Top of PROVIDED DATA
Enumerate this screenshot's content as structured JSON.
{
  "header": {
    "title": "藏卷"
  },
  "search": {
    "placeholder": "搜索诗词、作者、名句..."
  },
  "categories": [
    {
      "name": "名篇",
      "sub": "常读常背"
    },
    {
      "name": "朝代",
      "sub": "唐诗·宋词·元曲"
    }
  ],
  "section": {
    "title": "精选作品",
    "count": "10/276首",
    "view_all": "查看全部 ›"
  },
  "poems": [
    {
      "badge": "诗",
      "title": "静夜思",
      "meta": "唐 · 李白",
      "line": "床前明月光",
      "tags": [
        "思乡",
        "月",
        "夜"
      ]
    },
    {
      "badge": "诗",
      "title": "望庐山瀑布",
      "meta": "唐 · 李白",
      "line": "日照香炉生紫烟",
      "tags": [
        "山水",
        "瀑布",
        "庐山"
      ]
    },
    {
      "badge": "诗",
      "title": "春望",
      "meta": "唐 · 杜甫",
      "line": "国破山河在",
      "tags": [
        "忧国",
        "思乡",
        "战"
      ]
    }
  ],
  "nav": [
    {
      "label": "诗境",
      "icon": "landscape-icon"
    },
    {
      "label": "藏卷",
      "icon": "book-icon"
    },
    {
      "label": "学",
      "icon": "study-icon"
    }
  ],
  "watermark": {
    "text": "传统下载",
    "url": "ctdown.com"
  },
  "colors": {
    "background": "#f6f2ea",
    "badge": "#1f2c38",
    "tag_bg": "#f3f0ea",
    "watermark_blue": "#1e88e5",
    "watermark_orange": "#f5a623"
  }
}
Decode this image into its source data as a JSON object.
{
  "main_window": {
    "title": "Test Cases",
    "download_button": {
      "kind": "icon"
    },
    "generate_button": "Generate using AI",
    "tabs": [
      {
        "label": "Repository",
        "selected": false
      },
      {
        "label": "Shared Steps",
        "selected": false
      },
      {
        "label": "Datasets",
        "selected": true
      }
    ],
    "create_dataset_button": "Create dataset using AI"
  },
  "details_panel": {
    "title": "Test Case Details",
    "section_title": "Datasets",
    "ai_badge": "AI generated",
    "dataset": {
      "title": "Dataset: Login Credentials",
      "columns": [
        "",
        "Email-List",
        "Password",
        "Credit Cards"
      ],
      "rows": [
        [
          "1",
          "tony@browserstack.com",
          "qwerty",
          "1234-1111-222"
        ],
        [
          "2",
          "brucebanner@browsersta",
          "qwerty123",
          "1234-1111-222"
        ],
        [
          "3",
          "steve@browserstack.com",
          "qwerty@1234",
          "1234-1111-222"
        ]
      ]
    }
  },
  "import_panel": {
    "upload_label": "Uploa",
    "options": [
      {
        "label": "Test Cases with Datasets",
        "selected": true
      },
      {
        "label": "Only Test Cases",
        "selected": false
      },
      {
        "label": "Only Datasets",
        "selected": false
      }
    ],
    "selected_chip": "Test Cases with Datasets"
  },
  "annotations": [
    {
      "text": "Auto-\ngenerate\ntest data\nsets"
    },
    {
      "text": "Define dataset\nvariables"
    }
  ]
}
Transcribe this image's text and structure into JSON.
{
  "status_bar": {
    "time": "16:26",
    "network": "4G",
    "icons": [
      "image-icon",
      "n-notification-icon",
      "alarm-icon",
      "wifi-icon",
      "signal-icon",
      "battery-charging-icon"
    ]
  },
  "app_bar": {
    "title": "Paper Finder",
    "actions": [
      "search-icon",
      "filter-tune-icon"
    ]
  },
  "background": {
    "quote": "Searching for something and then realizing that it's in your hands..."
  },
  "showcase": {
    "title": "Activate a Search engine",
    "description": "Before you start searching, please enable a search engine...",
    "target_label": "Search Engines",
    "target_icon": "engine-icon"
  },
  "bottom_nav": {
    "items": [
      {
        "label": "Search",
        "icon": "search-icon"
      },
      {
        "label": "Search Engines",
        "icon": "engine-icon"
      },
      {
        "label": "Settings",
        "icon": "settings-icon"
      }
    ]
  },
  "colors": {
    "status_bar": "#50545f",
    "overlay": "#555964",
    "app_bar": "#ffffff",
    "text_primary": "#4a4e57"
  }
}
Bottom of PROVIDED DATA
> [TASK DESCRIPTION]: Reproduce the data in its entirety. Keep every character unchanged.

> [FINISHED EXERCISE]:
Enumerate this screenshot's content as structured JSON.
{
  "header": {
    "title": "藏卷"
  },
  "search": {
    "placeholder": "搜索诗词、作者、名句..."
  },
  "categories": [
    {
      "name": "名篇",
      "sub": "常读常背"
    },
    {
      "name": "朝代",
      "sub": "唐诗·宋词·元曲"
    }
  ],
  "section": {
    "title": "精选作品",
    "count": "10/276首",
    "view_all": "查看全部 ›"
  },
  "poems": [
    {
      "badge": "诗",
      "title": "静夜思",
      "meta": "唐 · 李白",
      "line": "床前明月光",
      "tags": [
        "思乡",
        "月",
        "夜"
      ]
    },
    {
      "badge": "诗",
      "title": "望庐山瀑布",
      "meta": "唐 · 李白",
      "line": "日照香炉生紫烟",
      "tags": [
        "山水",
        "瀑布",
        "庐山"
      ]
    },
    {
      "badge": "诗",
      "title": "春望",
      "meta": "唐 · 杜甫",
      "line": "国破山河在",
      "tags": [
        "忧国",
        "思乡",
        "战"
      ]
    }
  ],
  "nav": [
    {
      "label": "诗境",
      "icon": "landscape-icon"
    },
    {
      "label": "藏卷",
      "icon": "book-icon"
    },
    {
      "label": "学",
      "icon": "study-icon"
    }
  ],
  "watermark": {
    "text": "传统下载",
    "url": "ctdown.com"
  },
  "colors": {
    "background": "#f6f2ea",
    "badge": "#1f2c38",
    "tag_bg": "#f3f0ea",
    "watermark_blue": "#1e88e5",
    "watermark_orange": "#f5a623"
  }
}
Decode this image into its source data as a JSON object.
{
  "main_window": {
    "title": "Test Cases",
    "download_button": {
      "kind": "icon"
    },
    "generate_button": "Generate using AI",
    "tabs": [
      {
        "label": "Repository",
        "selected": false
      },
      {
        "label": "Shared Steps",
        "selected": false
      },
      {
        "label": "Datasets",
        "selected": true
      }
    ],
    "create_dataset_button": "Create dataset using AI"
  },
  "details_panel": {
    "title": "Test Case Details",
    "section_title": "Datasets",
    "ai_badge": "AI generated",
    "dataset": {
      "title": "Dataset: Login Credentials",
      "columns": [
        "",
        "Email-List",
        "Password",
        "Credit Cards"
      ],
      "rows": [
        [
          "1",
          "tony@browserstack.com",
          "qwerty",
          "1234-1111-222"
        ],
        [
          "2",
          "brucebanner@browsersta",
          "qwerty123",
          "1234-1111-222"
        ],
        [
          "3",
          "steve@browserstack.com",
          "qwerty@1234",
          "1234-1111-222"
        ]
      ]
    }
  },
  "import_panel": {
    "upload_label": "Uploa",
    "options": [
      {
        "label": "Test Cases with Datasets",
        "selected": true
      },
      {
        "label": "Only Test Cases",
        "selected": false
      },
      {
        "label": "Only Datasets",
        "selected": false
      }
    ],
    "selected_chip": "Test Cases with Datasets"
  },
  "annotations": [
    {
      "text": "Auto-\ngenerate\ntest data\nsets"
    },
    {
      "text": "Define dataset\nvariables"
    }
  ]
}
Transcribe this image's text and structure into JSON.
{
  "status_bar": {
    "time": "16:26",
    "network": "4G",
    "icons": [
      "image-icon",
      "n-notification-icon",
      "alarm-icon",
      "wifi-icon",
      "signal-icon",
      "battery-charging-icon"
    ]
  },
  "app_bar": {
    "title": "Paper Finder",
    "actions": [
      "search-icon",
      "filter-tune-icon"
    ]
  },
  "background": {
    "quote": "Searching for something and then realizing that it's in your hands..."
  },
  "showcase": {
    "title": "Activate a Search engine",
    "description": "Before you start searching, please enable a search engine...",
    "target_label": "Search Engines",
    "target_icon": "engine-icon"
  },
  "bottom_nav": {
    "items": [
      {
        "label": "Search",
        "icon": "search-icon"
      },
      {
        "label": "Search Engines",
        "icon": "engine-icon"
      },
      {
        "label": "Settings",
        "icon": "settings-icon"
      }
    ]
  },
  "colors": {
    "status_bar": "#50545f",
    "overlay": "#555964",
    "app_bar": "#ffffff",
    "text_primary": "#4a4e57"
  }
}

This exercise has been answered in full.